Currently, drug delivery systems such as bucco-adhesive tablets, mouthwashes, oral suspension and oral gels are used for a various conditions of the oral mucosa. These required repeated dosing to achieve optimum concentration at infection sites. Oral gels are preferred because they provide better drug absorption due to longer residence time and can be modified to give controlled release. By formulating nystatin-lidocaine oral gel that will hopefully be locally adsorbed for a longer period of time, hence have fewer dosing frequency than the oral solution.,while lidocaine numbs the pain on site with local lesions..

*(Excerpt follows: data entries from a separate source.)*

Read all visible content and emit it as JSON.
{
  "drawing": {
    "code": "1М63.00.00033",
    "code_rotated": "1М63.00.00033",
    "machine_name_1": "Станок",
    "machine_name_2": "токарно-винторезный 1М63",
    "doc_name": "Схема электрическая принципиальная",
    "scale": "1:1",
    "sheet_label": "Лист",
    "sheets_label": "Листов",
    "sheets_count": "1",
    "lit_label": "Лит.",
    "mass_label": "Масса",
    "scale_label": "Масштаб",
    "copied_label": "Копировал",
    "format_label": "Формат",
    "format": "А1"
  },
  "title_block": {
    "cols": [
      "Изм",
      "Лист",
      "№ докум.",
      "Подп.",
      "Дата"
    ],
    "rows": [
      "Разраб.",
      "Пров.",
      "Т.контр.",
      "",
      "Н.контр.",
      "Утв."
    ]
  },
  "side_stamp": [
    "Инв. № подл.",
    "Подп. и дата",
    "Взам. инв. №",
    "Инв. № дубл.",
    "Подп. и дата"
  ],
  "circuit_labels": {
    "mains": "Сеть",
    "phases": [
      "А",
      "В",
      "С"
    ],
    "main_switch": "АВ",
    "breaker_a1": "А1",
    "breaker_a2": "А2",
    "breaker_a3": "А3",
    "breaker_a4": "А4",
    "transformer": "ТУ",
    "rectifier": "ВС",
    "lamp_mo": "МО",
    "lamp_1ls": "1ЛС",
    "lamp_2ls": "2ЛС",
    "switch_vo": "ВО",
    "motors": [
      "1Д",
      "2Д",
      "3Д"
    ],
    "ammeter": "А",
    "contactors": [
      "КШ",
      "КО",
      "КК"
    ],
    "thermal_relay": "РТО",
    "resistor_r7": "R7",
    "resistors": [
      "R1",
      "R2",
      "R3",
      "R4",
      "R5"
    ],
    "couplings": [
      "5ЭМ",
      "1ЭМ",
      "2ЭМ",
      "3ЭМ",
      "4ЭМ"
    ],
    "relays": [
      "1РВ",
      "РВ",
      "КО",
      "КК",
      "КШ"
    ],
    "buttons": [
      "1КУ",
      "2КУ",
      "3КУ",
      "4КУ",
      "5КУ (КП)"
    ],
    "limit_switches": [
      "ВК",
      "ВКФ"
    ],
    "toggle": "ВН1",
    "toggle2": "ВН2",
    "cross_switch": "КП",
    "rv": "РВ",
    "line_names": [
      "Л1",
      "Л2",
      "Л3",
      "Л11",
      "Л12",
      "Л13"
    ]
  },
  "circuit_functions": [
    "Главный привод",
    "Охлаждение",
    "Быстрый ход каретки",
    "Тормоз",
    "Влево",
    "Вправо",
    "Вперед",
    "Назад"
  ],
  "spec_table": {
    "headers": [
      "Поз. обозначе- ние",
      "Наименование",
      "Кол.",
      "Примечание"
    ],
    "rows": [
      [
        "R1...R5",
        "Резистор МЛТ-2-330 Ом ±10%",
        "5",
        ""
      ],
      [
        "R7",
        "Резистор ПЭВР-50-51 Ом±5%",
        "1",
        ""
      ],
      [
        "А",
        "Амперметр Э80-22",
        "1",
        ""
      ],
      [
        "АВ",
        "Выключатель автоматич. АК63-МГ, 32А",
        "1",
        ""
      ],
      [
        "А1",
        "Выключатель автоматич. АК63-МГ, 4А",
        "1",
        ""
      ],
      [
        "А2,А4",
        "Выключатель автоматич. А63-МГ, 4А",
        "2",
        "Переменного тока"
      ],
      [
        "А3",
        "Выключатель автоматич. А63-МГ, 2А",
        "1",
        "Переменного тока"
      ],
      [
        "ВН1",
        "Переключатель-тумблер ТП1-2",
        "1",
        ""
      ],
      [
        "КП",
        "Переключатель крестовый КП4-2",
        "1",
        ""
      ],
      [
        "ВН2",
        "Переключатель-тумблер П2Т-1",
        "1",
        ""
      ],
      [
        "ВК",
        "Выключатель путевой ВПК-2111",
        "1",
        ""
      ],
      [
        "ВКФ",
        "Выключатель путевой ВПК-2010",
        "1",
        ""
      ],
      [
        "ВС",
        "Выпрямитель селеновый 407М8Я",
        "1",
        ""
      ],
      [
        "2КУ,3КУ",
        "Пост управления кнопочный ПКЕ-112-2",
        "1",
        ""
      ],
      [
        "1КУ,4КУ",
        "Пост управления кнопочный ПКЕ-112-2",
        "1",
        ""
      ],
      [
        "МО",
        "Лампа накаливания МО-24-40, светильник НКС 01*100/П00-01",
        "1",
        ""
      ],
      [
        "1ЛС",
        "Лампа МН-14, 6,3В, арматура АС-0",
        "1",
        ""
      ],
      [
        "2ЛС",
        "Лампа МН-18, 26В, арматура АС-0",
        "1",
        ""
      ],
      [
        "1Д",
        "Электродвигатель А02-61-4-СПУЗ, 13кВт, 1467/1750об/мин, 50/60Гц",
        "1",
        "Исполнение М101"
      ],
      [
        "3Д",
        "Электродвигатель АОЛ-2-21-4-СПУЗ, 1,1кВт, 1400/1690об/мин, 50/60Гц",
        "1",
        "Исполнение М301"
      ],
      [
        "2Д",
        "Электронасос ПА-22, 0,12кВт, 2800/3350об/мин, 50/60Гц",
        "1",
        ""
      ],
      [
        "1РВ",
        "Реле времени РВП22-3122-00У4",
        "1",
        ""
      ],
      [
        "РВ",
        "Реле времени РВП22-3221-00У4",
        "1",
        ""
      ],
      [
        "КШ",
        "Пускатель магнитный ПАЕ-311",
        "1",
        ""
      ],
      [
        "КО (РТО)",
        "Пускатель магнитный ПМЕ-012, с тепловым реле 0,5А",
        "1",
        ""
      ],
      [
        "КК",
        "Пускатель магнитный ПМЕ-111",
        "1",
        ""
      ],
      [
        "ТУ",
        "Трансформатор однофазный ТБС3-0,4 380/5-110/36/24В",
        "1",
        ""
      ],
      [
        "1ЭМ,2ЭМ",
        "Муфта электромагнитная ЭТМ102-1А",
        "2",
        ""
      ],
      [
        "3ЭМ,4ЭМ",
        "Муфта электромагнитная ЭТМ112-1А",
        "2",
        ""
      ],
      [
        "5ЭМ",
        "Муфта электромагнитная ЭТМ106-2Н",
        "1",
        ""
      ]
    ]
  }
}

Nystatin-lidocaine gels were obtained using a two level, three model factorial experimental design. The concentration of carbopol 940 (at 0.25 and 0.7%), tween 20(at 0.5 and 2%) and glycerol (at 0.5 and 0.8%), were varied while the other excipients were held constant. From the formed gels, a 32 factorial design facilitated optimization of the formulations using the Design Expert® (version 12). The formulated gels were evaluated for quality by conducting analytical testing for drug content, spreadability, pH and viscosity. The analytical parameters tested were found to be fit-for-purpose.

Supervisors

Dr. Shital Maru

Dr.Alex Okaru

GradType
64th